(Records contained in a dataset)
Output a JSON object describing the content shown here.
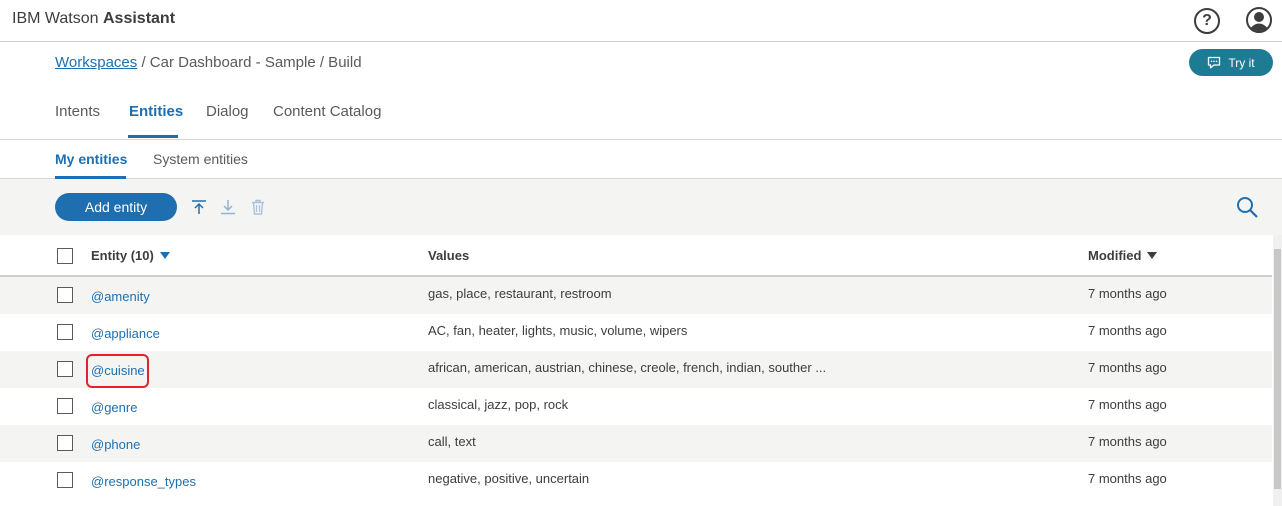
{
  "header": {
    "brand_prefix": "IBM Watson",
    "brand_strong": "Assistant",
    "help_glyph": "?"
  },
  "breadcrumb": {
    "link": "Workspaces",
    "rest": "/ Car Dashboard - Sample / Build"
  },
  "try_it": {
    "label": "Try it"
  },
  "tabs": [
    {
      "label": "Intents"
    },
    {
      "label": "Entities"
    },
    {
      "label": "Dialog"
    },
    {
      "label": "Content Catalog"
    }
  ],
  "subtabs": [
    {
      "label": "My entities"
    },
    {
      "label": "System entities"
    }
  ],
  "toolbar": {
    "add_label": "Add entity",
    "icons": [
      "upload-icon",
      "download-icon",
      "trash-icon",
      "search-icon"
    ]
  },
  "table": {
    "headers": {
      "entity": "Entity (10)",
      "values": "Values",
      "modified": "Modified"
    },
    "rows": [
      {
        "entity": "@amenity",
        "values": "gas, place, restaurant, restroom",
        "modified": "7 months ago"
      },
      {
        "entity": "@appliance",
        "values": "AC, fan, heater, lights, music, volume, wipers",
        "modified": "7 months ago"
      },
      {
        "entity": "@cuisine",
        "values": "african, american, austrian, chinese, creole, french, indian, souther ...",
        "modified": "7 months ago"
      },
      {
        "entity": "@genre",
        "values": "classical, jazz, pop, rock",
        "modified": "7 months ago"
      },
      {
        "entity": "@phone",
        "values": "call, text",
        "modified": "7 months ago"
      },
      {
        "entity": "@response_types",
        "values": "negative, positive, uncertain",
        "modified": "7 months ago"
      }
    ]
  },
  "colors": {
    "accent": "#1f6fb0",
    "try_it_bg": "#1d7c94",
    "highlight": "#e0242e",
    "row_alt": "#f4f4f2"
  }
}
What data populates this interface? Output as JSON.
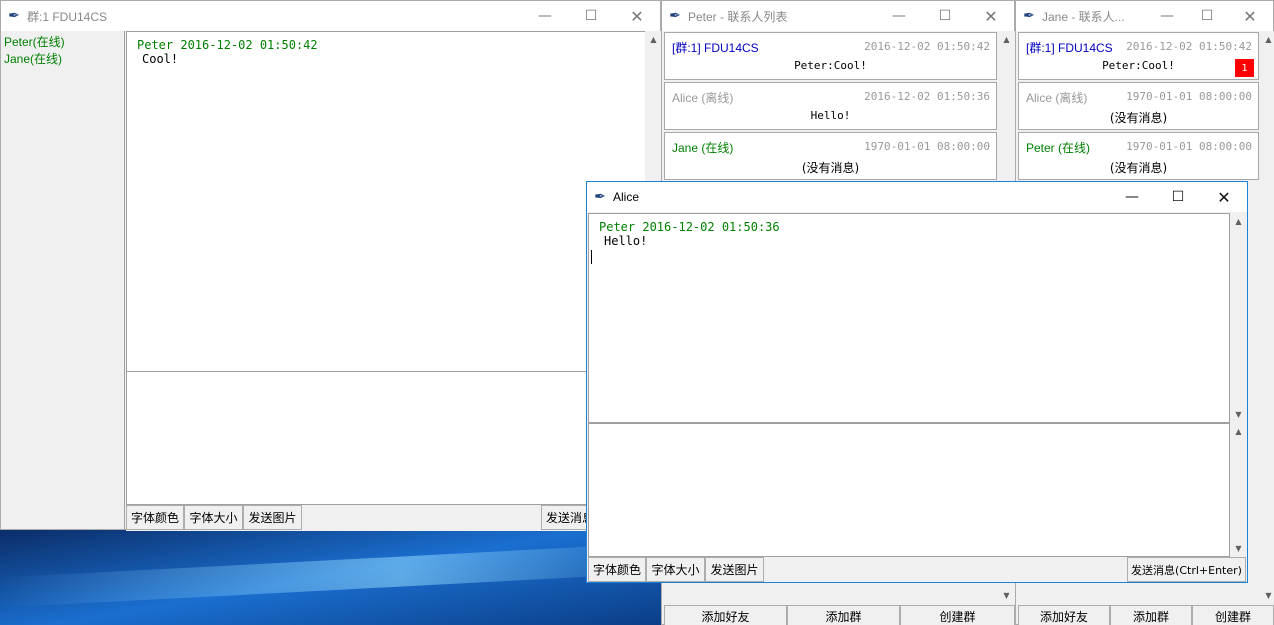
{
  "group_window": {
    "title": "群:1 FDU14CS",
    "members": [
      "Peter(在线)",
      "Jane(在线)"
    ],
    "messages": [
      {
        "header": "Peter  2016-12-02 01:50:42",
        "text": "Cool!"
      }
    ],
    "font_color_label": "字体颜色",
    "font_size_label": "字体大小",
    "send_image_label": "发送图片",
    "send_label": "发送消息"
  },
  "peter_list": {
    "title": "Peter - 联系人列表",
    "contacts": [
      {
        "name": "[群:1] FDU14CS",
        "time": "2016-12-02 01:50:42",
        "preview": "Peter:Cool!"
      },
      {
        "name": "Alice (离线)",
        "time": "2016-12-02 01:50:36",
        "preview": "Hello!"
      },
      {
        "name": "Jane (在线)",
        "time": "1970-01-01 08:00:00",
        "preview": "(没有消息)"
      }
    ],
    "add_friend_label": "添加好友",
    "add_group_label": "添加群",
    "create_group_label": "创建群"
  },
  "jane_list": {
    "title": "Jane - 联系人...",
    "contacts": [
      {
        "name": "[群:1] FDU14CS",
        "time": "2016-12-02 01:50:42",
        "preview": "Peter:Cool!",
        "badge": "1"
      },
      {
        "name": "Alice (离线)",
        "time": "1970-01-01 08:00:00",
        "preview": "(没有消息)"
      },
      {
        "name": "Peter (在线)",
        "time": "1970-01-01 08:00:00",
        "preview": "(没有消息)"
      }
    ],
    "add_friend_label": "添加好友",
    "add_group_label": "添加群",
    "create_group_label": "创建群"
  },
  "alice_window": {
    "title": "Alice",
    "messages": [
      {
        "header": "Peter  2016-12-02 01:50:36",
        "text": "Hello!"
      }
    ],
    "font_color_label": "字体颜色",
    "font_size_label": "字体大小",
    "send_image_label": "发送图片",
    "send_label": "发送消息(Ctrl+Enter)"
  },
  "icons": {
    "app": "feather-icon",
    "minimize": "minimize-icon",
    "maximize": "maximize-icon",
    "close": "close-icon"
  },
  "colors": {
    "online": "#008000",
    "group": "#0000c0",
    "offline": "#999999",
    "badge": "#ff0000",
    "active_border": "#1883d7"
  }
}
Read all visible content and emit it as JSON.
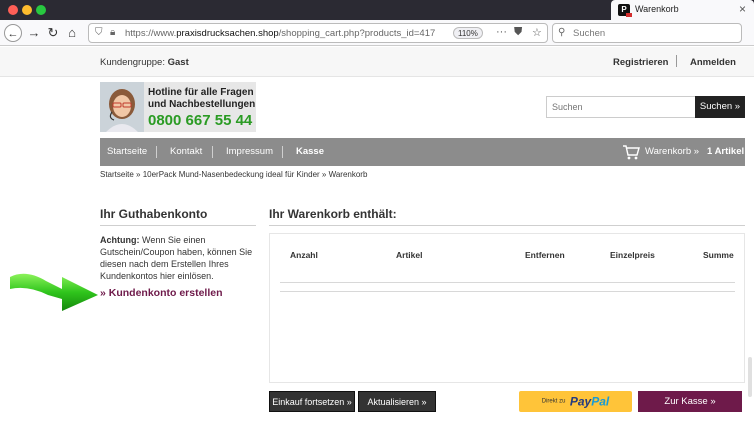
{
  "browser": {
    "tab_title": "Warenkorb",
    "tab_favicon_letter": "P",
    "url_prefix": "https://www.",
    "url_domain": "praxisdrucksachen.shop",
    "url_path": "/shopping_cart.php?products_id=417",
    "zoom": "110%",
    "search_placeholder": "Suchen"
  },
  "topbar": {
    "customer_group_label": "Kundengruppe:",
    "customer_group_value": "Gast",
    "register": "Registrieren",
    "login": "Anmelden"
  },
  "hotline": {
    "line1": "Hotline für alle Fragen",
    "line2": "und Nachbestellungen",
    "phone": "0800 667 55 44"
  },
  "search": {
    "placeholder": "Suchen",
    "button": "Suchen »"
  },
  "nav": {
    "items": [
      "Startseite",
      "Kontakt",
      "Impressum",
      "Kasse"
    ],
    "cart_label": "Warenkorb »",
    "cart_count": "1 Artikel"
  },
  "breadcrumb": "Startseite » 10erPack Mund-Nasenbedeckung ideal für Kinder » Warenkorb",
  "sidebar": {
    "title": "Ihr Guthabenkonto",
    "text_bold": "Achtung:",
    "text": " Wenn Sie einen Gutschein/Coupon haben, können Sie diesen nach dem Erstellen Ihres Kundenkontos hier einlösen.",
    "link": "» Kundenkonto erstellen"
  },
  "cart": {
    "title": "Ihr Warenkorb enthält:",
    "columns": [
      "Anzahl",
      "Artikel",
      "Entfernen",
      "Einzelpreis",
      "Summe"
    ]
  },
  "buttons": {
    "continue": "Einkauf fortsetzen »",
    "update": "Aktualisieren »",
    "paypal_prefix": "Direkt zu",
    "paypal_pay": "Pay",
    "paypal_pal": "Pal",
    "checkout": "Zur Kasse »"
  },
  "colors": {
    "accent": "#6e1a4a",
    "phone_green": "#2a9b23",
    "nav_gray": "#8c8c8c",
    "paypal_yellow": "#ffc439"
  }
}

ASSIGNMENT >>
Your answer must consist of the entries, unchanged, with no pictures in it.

ANSWER BOX >>
Output a JSON object describing the content shown here.
{
  "header": {
    "brand_prefix": "IBM Watson",
    "brand_strong": "Assistant",
    "help_glyph": "?"
  },
  "breadcrumb": {
    "link": "Workspaces",
    "rest": "/ Car Dashboard - Sample / Build"
  },
  "try_it": {
    "label": "Try it"
  },
  "tabs": [
    {
      "label": "Intents"
    },
    {
      "label": "Entities"
    },
    {
      "label": "Dialog"
    },
    {
      "label": "Content Catalog"
    }
  ],
  "subtabs": [
    {
      "label": "My entities"
    },
    {
      "label": "System entities"
    }
  ],
  "toolbar": {
    "add_label": "Add entity",
    "icons": [
      "upload-icon",
      "download-icon",
      "trash-icon",
      "search-icon"
    ]
  },
  "table": {
    "headers": {
      "entity": "Entity (10)",
      "values": "Values",
      "modified": "Modified"
    },
    "rows": [
      {
        "entity": "@amenity",
        "values": "gas, place, restaurant, restroom",
        "modified": "7 months ago"
      },
      {
        "entity": "@appliance",
        "values": "AC, fan, heater, lights, music, volume, wipers",
        "modified": "7 months ago"
      },
      {
        "entity": "@cuisine",
        "values": "african, american, austrian, chinese, creole, french, indian, souther ...",
        "modified": "7 months ago"
      },
      {
        "entity": "@genre",
        "values": "classical, jazz, pop, rock",
        "modified": "7 months ago"
      },
      {
        "entity": "@phone",
        "values": "call, text",
        "modified": "7 months ago"
      },
      {
        "entity": "@response_types",
        "values": "negative, positive, uncertain",
        "modified": "7 months ago"
      }
    ]
  },
  "colors": {
    "accent": "#1f6fb0",
    "try_it_bg": "#1d7c94",
    "highlight": "#e0242e",
    "row_alt": "#f4f4f2"
  }
}
What data populates this interface? Output as JSON.
{
  "group_window": {
    "title": "群:1 FDU14CS",
    "members": [
      "Peter(在线)",
      "Jane(在线)"
    ],
    "messages": [
      {
        "header": "Peter  2016-12-02 01:50:42",
        "text": "Cool!"
      }
    ],
    "font_color_label": "字体颜色",
    "font_size_label": "字体大小",
    "send_image_label": "发送图片",
    "send_label": "发送消息"
  },
  "peter_list": {
    "title": "Peter - 联系人列表",
    "contacts": [
      {
        "name": "[群:1] FDU14CS",
        "time": "2016-12-02 01:50:42",
        "preview": "Peter:Cool!"
      },
      {
        "name": "Alice (离线)",
        "time": "2016-12-02 01:50:36",
        "preview": "Hello!"
      },
      {
        "name": "Jane (在线)",
        "time": "1970-01-01 08:00:00",
        "preview": "(没有消息)"
      }
    ],
    "add_friend_label": "添加好友",
    "add_group_label": "添加群",
    "create_group_label": "创建群"
  },
  "jane_list": {
    "title": "Jane - 联系人...",
    "contacts": [
      {
        "name": "[群:1] FDU14CS",
        "time": "2016-12-02 01:50:42",
        "preview": "Peter:Cool!",
        "badge": "1"
      },
      {
        "name": "Alice (离线)",
        "time": "1970-01-01 08:00:00",
        "preview": "(没有消息)"
      },
      {
        "name": "Peter (在线)",
        "time": "1970-01-01 08:00:00",
        "preview": "(没有消息)"
      }
    ],
    "add_friend_label": "添加好友",
    "add_group_label": "添加群",
    "create_group_label": "创建群"
  },
  "alice_window": {
    "title": "Alice",
    "messages": [
      {
        "header": "Peter  2016-12-02 01:50:36",
        "text": "Hello!"
      }
    ],
    "font_color_label": "字体颜色",
    "font_size_label": "字体大小",
    "send_image_label": "发送图片",
    "send_label": "发送消息(Ctrl+Enter)"
  },
  "icons": {
    "app": "feather-icon",
    "minimize": "minimize-icon",
    "maximize": "maximize-icon",
    "close": "close-icon"
  },
  "colors": {
    "online": "#008000",
    "group": "#0000c0",
    "offline": "#999999",
    "badge": "#ff0000",
    "active_border": "#1883d7"
  }
}
Read all visible content and emit it as JSON.
{
  "browser": {
    "tab_title": "Warenkorb",
    "tab_favicon_letter": "P",
    "url_prefix": "https://www.",
    "url_domain": "praxisdrucksachen.shop",
    "url_path": "/shopping_cart.php?products_id=417",
    "zoom": "110%",
    "search_placeholder": "Suchen"
  },
  "topbar": {
    "customer_group_label": "Kundengruppe:",
    "customer_group_value": "Gast",
    "register": "Registrieren",
    "login": "Anmelden"
  },
  "hotline": {
    "line1": "Hotline für alle Fragen",
    "line2": "und Nachbestellungen",
    "phone": "0800 667 55 44"
  },
  "search": {
    "placeholder": "Suchen",
    "button": "Suchen »"
  },
  "nav": {
    "items": [
      "Startseite",
      "Kontakt",
      "Impressum",
      "Kasse"
    ],
    "cart_label": "Warenkorb »",
    "cart_count": "1 Artikel"
  },
  "breadcrumb": "Startseite » 10erPack Mund-Nasenbedeckung ideal für Kinder » Warenkorb",
  "sidebar": {
    "title": "Ihr Guthabenkonto",
    "text_bold": "Achtung:",
    "text": " Wenn Sie einen Gutschein/Coupon haben, können Sie diesen nach dem Erstellen Ihres Kundenkontos hier einlösen.",
    "link": "» Kundenkonto erstellen"
  },
  "cart": {
    "title": "Ihr Warenkorb enthält:",
    "columns": [
      "Anzahl",
      "Artikel",
      "Entfernen",
      "Einzelpreis",
      "Summe"
    ]
  },
  "buttons": {
    "continue": "Einkauf fortsetzen »",
    "update": "Aktualisieren »",
    "paypal_prefix": "Direkt zu",
    "paypal_pay": "Pay",
    "paypal_pal": "Pal",
    "checkout": "Zur Kasse »"
  },
  "colors": {
    "accent": "#6e1a4a",
    "phone_green": "#2a9b23",
    "nav_gray": "#8c8c8c",
    "paypal_yellow": "#ffc439"
  }
}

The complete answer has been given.